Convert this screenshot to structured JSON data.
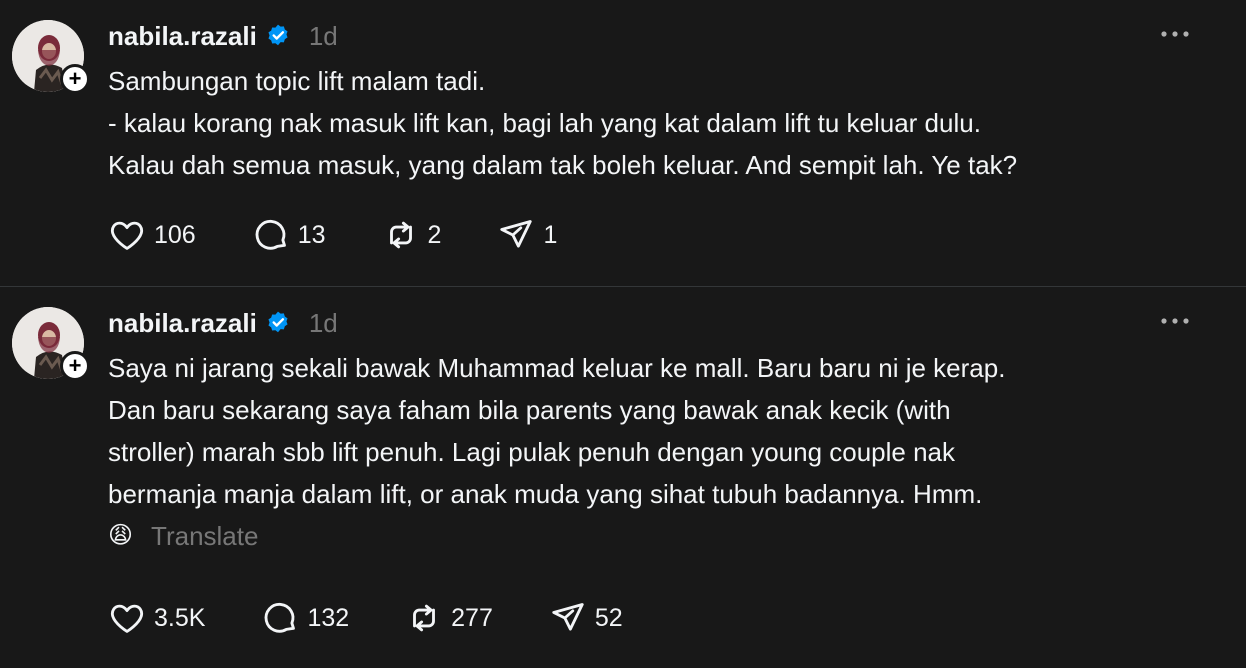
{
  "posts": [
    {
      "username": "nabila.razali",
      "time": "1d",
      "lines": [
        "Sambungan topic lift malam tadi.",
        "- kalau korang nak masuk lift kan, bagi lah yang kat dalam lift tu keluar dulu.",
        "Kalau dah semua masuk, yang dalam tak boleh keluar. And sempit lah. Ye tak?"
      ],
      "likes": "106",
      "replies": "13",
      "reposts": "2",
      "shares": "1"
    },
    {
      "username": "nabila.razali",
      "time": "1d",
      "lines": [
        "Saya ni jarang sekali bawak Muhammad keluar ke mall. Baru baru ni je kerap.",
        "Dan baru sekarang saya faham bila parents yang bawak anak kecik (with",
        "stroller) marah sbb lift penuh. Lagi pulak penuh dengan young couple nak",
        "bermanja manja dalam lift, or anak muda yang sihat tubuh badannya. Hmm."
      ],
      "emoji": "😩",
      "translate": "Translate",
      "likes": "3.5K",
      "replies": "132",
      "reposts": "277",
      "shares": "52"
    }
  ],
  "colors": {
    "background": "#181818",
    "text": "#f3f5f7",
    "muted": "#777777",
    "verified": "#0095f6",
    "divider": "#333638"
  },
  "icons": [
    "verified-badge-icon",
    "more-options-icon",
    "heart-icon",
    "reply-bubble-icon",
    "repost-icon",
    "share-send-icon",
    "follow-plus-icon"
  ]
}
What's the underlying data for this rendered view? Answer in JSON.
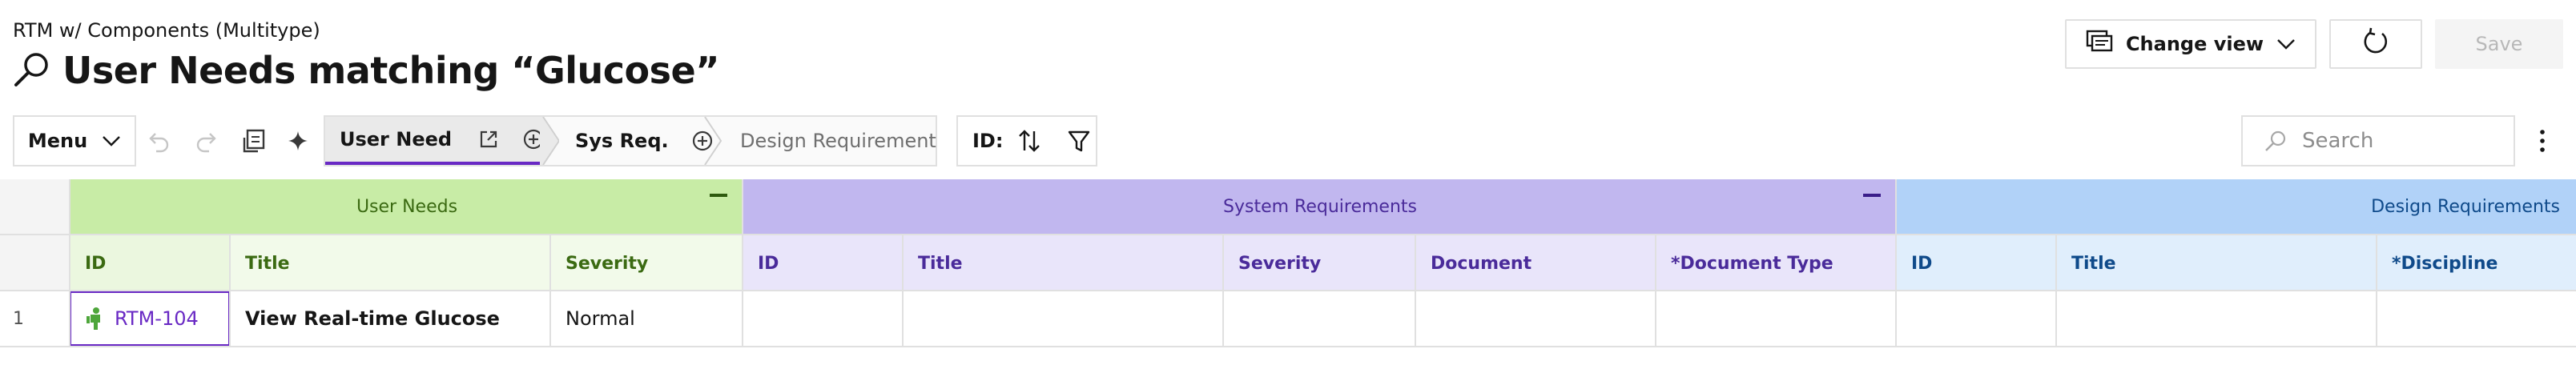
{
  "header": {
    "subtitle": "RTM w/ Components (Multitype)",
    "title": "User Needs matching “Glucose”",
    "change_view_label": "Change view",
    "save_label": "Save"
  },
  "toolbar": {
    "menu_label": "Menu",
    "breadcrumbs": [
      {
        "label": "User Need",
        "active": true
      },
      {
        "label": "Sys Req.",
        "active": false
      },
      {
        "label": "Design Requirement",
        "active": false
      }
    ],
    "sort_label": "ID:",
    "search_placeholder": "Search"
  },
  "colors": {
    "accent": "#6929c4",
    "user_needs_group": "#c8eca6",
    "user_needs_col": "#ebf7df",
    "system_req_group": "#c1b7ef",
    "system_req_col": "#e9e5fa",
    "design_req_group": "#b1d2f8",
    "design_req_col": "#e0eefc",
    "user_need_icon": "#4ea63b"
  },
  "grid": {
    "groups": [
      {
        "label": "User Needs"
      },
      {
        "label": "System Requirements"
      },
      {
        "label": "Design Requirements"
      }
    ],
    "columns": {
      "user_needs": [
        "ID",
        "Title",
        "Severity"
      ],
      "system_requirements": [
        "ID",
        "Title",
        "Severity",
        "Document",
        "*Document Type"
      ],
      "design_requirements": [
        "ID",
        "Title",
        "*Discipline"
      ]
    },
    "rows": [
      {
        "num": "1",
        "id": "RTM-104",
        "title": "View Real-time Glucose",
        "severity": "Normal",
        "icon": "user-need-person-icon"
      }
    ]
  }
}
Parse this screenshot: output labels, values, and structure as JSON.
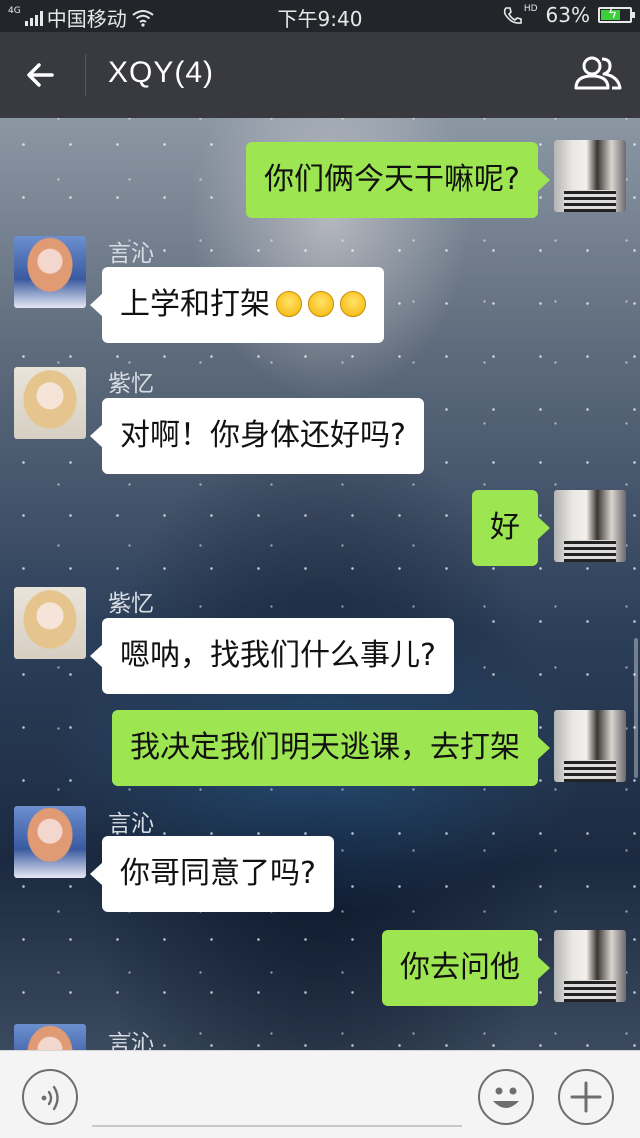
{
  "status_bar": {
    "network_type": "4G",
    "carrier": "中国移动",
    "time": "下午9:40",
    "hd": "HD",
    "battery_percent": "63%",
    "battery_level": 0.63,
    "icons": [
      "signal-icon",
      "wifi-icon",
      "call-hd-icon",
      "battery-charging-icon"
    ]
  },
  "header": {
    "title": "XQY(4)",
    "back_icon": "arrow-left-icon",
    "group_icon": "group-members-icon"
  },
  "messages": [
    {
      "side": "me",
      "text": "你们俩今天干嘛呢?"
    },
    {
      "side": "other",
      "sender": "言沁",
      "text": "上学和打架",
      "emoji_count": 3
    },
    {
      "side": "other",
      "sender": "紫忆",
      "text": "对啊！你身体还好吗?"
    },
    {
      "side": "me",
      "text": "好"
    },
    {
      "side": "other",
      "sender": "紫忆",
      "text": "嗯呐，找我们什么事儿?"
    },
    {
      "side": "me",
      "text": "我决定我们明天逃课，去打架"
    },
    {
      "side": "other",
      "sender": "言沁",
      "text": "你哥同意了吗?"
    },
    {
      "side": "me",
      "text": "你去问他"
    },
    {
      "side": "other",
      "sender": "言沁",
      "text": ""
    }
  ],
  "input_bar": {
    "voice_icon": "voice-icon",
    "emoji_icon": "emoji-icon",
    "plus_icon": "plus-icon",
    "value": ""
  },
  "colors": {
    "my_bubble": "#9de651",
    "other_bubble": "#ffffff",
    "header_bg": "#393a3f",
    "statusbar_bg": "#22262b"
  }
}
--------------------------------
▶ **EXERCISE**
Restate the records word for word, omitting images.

▶ **SOLVED PROBLEM**
Convert this screenshot to structured JSON data.
{
  "posts": [
    {
      "username": "nabila.razali",
      "time": "1d",
      "lines": [
        "Sambungan topic lift malam tadi.",
        "- kalau korang nak masuk lift kan, bagi lah yang kat dalam lift tu keluar dulu.",
        "Kalau dah semua masuk, yang dalam tak boleh keluar. And sempit lah. Ye tak?"
      ],
      "likes": "106",
      "replies": "13",
      "reposts": "2",
      "shares": "1"
    },
    {
      "username": "nabila.razali",
      "time": "1d",
      "lines": [
        "Saya ni jarang sekali bawak Muhammad keluar ke mall. Baru baru ni je kerap.",
        "Dan baru sekarang saya faham bila parents yang bawak anak kecik (with",
        "stroller) marah sbb lift penuh. Lagi pulak penuh dengan young couple nak",
        "bermanja manja dalam lift, or anak muda yang sihat tubuh badannya. Hmm."
      ],
      "emoji": "😩",
      "translate": "Translate",
      "likes": "3.5K",
      "replies": "132",
      "reposts": "277",
      "shares": "52"
    }
  ],
  "colors": {
    "background": "#181818",
    "text": "#f3f5f7",
    "muted": "#777777",
    "verified": "#0095f6",
    "divider": "#333638"
  },
  "icons": [
    "verified-badge-icon",
    "more-options-icon",
    "heart-icon",
    "reply-bubble-icon",
    "repost-icon",
    "share-send-icon",
    "follow-plus-icon"
  ]
}
What's the underlying data for this rendered view? Answer in JSON.
{
  "header": {
    "subtitle": "RTM w/ Components (Multitype)",
    "title": "User Needs matching “Glucose”",
    "change_view_label": "Change view",
    "save_label": "Save"
  },
  "toolbar": {
    "menu_label": "Menu",
    "breadcrumbs": [
      {
        "label": "User Need",
        "active": true
      },
      {
        "label": "Sys Req.",
        "active": false
      },
      {
        "label": "Design Requirement",
        "active": false
      }
    ],
    "sort_label": "ID:",
    "search_placeholder": "Search"
  },
  "colors": {
    "accent": "#6929c4",
    "user_needs_group": "#c8eca6",
    "user_needs_col": "#ebf7df",
    "system_req_group": "#c1b7ef",
    "system_req_col": "#e9e5fa",
    "design_req_group": "#b1d2f8",
    "design_req_col": "#e0eefc",
    "user_need_icon": "#4ea63b"
  },
  "grid": {
    "groups": [
      {
        "label": "User Needs"
      },
      {
        "label": "System Requirements"
      },
      {
        "label": "Design Requirements"
      }
    ],
    "columns": {
      "user_needs": [
        "ID",
        "Title",
        "Severity"
      ],
      "system_requirements": [
        "ID",
        "Title",
        "Severity",
        "Document",
        "*Document Type"
      ],
      "design_requirements": [
        "ID",
        "Title",
        "*Discipline"
      ]
    },
    "rows": [
      {
        "num": "1",
        "id": "RTM-104",
        "title": "View Real-time Glucose",
        "severity": "Normal",
        "icon": "user-need-person-icon"
      }
    ]
  }
}
Parse this screenshot: output labels, values, and structure as JSON.
{
  "status_bar": {
    "network_type": "4G",
    "carrier": "中国移动",
    "time": "下午9:40",
    "hd": "HD",
    "battery_percent": "63%",
    "battery_level": 0.63,
    "icons": [
      "signal-icon",
      "wifi-icon",
      "call-hd-icon",
      "battery-charging-icon"
    ]
  },
  "header": {
    "title": "XQY(4)",
    "back_icon": "arrow-left-icon",
    "group_icon": "group-members-icon"
  },
  "messages": [
    {
      "side": "me",
      "text": "你们俩今天干嘛呢?"
    },
    {
      "side": "other",
      "sender": "言沁",
      "text": "上学和打架",
      "emoji_count": 3
    },
    {
      "side": "other",
      "sender": "紫忆",
      "text": "对啊！你身体还好吗?"
    },
    {
      "side": "me",
      "text": "好"
    },
    {
      "side": "other",
      "sender": "紫忆",
      "text": "嗯呐，找我们什么事儿?"
    },
    {
      "side": "me",
      "text": "我决定我们明天逃课，去打架"
    },
    {
      "side": "other",
      "sender": "言沁",
      "text": "你哥同意了吗?"
    },
    {
      "side": "me",
      "text": "你去问他"
    },
    {
      "side": "other",
      "sender": "言沁",
      "text": ""
    }
  ],
  "input_bar": {
    "voice_icon": "voice-icon",
    "emoji_icon": "emoji-icon",
    "plus_icon": "plus-icon",
    "value": ""
  },
  "colors": {
    "my_bubble": "#9de651",
    "other_bubble": "#ffffff",
    "header_bg": "#393a3f",
    "statusbar_bg": "#22262b"
  }
}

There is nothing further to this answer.